Despite the lead role the alliance is playing in the war, Saudi Arabia and the UAE will not be present in Sweden.
However, both countries and Iran, which supposedly backs the Houthis, have said they support the UN’s scheme.
One powerful group expected to be left out of the talks are the southern secessionists, some of whom are represented by the Southern Transitional Council (STC).
Financed by the UAE, the STC has been aggressively pursuing independence for southern Yemen, which was an independent country until 1990.
“These talks are dealing with somewhat specific measures that don’t necessarily involve the STC directly,” said Adam Baron, an analyst at the European Council on Foreign Relations.
“But any substantive peace process would likely have to involve the STC in some form.”
Kawkab al-Thaibani, a Yemeni rights activist and member of the Women4Yemen network, called for women to be given more prominence.
“This is not just a call for social equity. For these talks to be successful, women from both camps have to be represented,” al-Thaibani said.
“We need the effective participation of women, both in terms of numbers and representation. Women are absent and are poorly represented by both sides and unless they are included in future political discussions, the talks will be doomed to fail.”
What might come out of these talks?
Getting the warring parties around a negotiating table is in itself a “major achievement”, according to analysts.
“Realistically, a best-case scenario would be to see a set of announcements on confidence-building measures, a set of de-escalation agreements and then some sort of agreement for further talks,” said Baron.
“But the trust among the various parties is so low at this point that this really is starting off from ground zero.”
Maysaa Shuja al-Deen, a non-resident fellow at the Sanaa Center for Strategic Studies, said while this first round of talks would be “a trust-building exercise”, there could still be several breakthroughs.
“Agreeing on a ceasefire is going to be pretty easy,” she said. “The Houthis have already said they will not fire missiles into Saudi Arabia and the UAE. So while it seems like a big outcome, it’s actually a pretty simple and straight-forward issue.”
“The major issues are: What happens with Hodeidah port and the city and will the Houthis transfer control to the UN?
“Also, what happens to the thousands of prisoners held by both sides? This is a priority for the government. They have a lot of people who are being held by the Houthis, such as the former Minister of Defence, General Mahmoud Al Subaihi, and one of Hadi’s relatives, his nephew, Nasser Ahmed Mansour Hadi,” she said.
According to al-Deen, 1.2 million civil servants have not been paid since 2016, compounding the country’s humanitarian crisis, and that is something the Houthis would be looking to address.

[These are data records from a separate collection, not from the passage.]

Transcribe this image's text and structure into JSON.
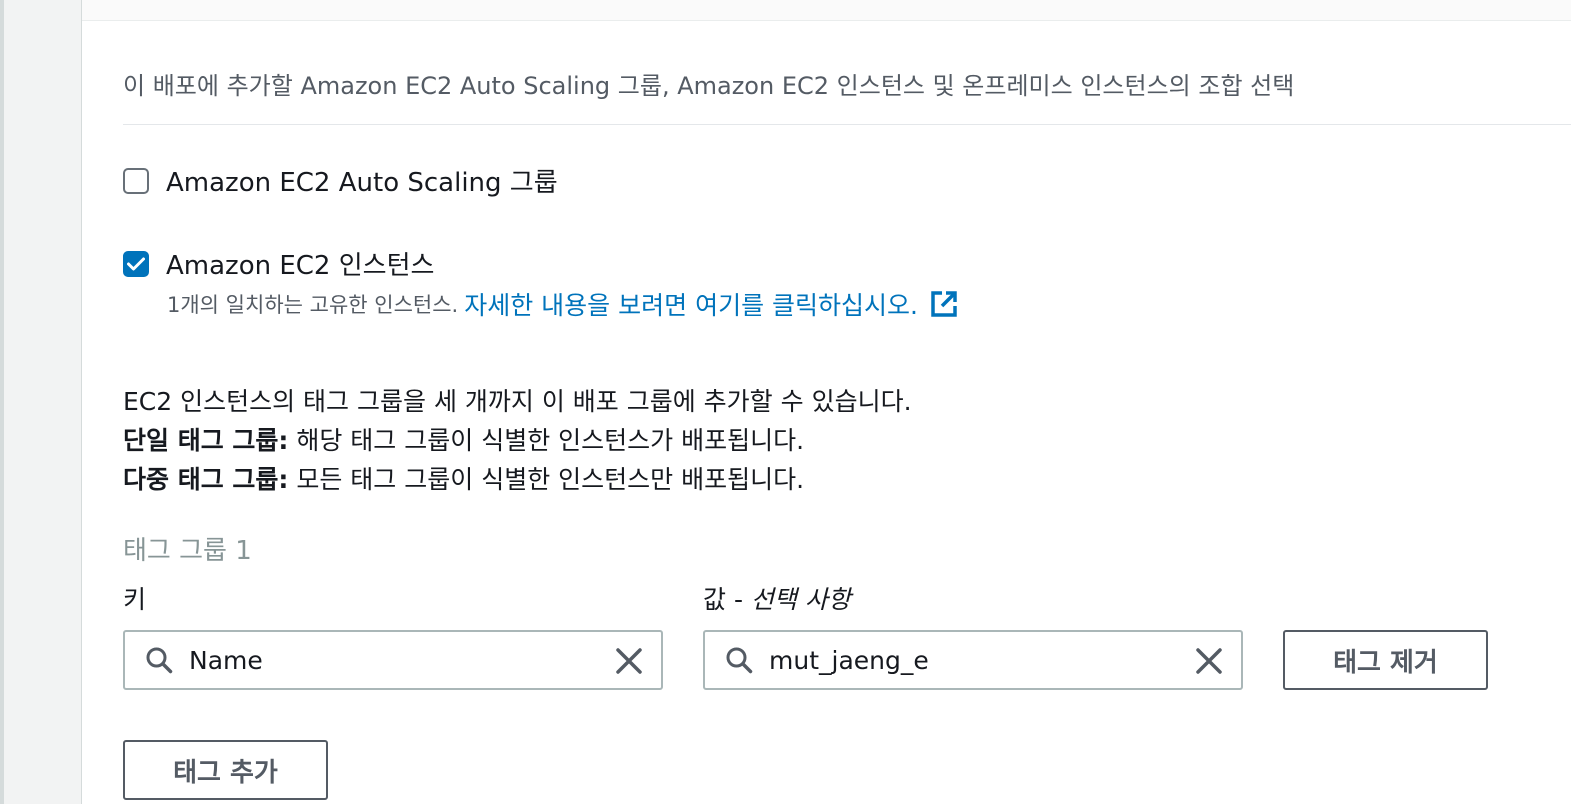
{
  "intro": "이 배포에 추가할 Amazon EC2 Auto Scaling 그룹, Amazon EC2 인스턴스 및 온프레미스 인스턴스의 조합 선택",
  "options": [
    {
      "label": "Amazon EC2 Auto Scaling 그룹",
      "checked": false
    },
    {
      "label": "Amazon EC2 인스턴스",
      "checked": true
    }
  ],
  "ec2_match": {
    "text": "1개의 일치하는 고유한 인스턴스.",
    "link": "자세한 내용을 보려면 여기를 클릭하십시오.",
    "link_icon": "external-link-icon"
  },
  "info": {
    "line1": "EC2 인스턴스의 태그 그룹을 세 개까지 이 배포 그룹에 추가할 수 있습니다.",
    "single_label": "단일 태그 그룹:",
    "single_text": " 해당 태그 그룹이 식별한 인스턴스가 배포됩니다.",
    "multi_label": "다중 태그 그룹:",
    "multi_text": " 모든 태그 그룹이 식별한 인스턴스만 배포됩니다."
  },
  "tag_group": {
    "title": "태그 그룹 1",
    "key_label": "키",
    "value_label": "값 -",
    "value_optional": "선택 사항",
    "key_value": "Name",
    "value_value": "mut_jaeng_e",
    "remove_button": "태그 제거"
  },
  "add_tag_button": "태그 추가",
  "colors": {
    "accent": "#0073bb",
    "border": "#aab7b8",
    "muted": "#545b64"
  }
}
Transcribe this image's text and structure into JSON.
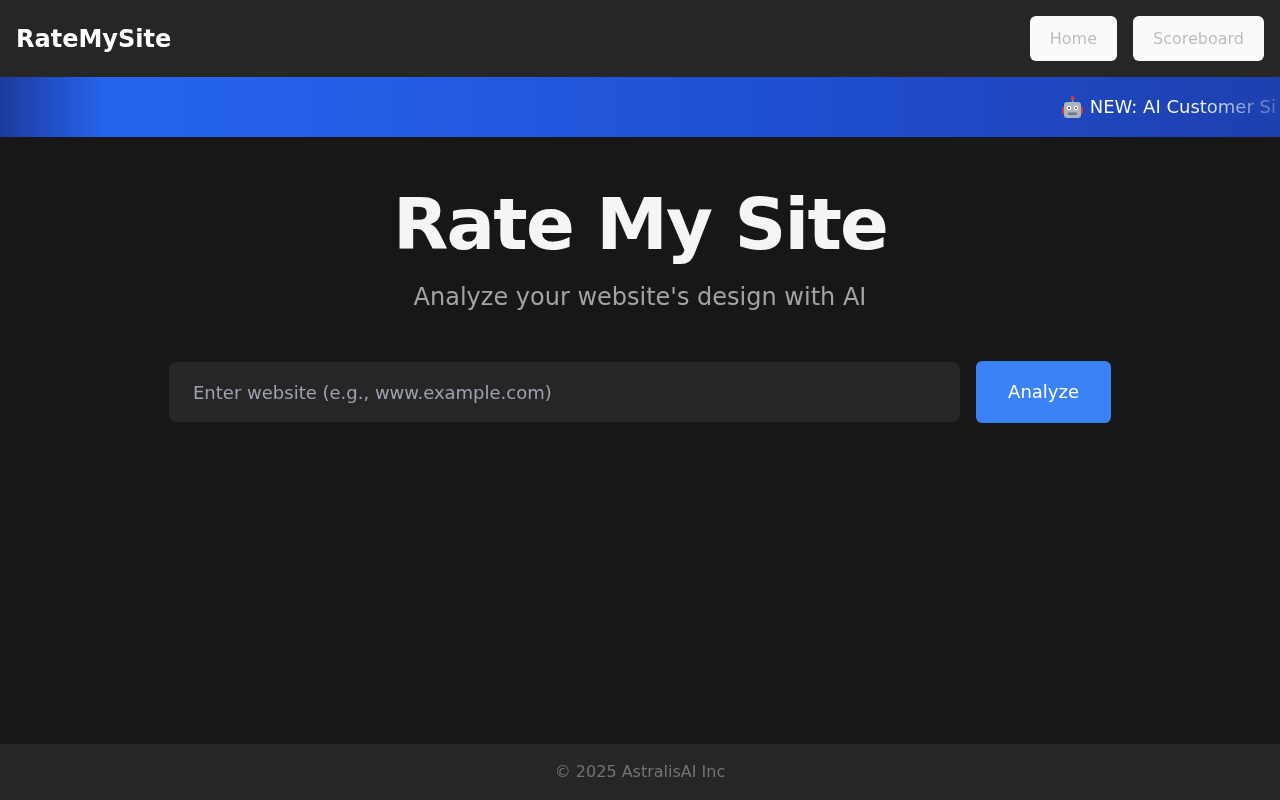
{
  "header": {
    "logo": "RateMySite",
    "nav_buttons": [
      "Home",
      "Scoreboard"
    ]
  },
  "banner": {
    "text": "NEW: AI Customer Si"
  },
  "hero": {
    "title": "Rate My Site",
    "subtitle": "Analyze your website's design with AI"
  },
  "search": {
    "placeholder": "Enter website (e.g., www.example.com)",
    "button": "Analyze"
  },
  "footer": {
    "text": "© 2025 AstralisAI Inc"
  }
}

Shireen al-Adeimi, a Yemeni political analyst and assistant professor at Michigan State University, said it would be difficult to see the crisis come to a conclusion without the end of foreign intervention.
Saudi Arabia and the UAE have set up military bases in several parts of southern Yemen, and control the country’s airspace and seas.
“Before the war, there was a discussion of Yemen becoming a federal state, something akin to the relationship Quebec has with Canada,” said Adeimi.
“Something like that could be well received and placate some of the grievances we see among southerners,” she said. “But the people see Hadi as a traitor, someone who has completely failed them – a Saudi puppet.”
“Unless there is an end to this foreign intervention, unless the Yemenis are given a chance to decide their future for themselves, it will be hard to see the country begin the healing process.”